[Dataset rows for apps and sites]
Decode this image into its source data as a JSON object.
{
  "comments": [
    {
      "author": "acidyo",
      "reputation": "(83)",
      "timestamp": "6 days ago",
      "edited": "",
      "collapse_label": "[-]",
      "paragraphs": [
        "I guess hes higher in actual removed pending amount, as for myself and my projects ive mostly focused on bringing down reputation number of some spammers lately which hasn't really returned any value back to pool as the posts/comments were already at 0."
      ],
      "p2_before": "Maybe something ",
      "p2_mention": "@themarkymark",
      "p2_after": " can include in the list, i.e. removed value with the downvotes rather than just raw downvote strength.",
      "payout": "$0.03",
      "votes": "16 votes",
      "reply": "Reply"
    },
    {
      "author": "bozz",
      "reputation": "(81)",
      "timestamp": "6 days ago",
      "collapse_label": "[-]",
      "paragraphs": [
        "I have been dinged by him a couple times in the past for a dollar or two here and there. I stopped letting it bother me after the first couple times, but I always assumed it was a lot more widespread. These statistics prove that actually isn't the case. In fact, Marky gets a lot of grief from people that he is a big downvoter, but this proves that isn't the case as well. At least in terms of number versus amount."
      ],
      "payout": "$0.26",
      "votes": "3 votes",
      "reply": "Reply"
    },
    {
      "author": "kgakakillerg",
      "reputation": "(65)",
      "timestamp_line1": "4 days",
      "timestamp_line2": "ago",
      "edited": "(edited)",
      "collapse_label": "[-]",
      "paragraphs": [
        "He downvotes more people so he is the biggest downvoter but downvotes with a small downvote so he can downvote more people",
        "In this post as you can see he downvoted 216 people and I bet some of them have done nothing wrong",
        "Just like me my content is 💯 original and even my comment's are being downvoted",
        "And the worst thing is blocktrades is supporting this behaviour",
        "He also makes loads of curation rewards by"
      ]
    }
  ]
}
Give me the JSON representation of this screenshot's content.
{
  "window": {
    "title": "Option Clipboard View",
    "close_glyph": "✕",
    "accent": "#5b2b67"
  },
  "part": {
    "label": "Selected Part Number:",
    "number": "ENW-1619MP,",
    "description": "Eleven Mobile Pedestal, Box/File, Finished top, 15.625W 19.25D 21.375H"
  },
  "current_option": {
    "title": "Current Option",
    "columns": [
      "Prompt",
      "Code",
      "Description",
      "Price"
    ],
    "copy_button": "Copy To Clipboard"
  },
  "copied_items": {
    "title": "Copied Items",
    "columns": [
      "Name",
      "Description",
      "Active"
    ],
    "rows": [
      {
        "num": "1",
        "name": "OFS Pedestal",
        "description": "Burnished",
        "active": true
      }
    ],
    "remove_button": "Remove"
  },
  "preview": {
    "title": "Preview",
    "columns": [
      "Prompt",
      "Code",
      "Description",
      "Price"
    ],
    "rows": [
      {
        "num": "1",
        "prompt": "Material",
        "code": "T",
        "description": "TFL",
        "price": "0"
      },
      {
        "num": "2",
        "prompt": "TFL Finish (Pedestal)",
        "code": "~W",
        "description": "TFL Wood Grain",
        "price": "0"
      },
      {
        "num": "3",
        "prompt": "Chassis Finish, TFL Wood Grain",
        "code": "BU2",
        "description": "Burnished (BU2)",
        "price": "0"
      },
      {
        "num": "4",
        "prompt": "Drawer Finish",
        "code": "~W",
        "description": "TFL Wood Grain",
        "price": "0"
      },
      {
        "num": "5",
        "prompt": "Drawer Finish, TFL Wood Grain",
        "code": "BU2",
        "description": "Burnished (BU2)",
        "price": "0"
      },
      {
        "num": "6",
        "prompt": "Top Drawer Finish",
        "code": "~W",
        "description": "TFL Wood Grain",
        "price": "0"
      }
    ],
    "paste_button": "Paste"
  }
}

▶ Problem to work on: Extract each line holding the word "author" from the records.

▶ Solution for this problem:
      "author": "acidyo",
      "author": "bozz",
      "author": "kgakakillerg",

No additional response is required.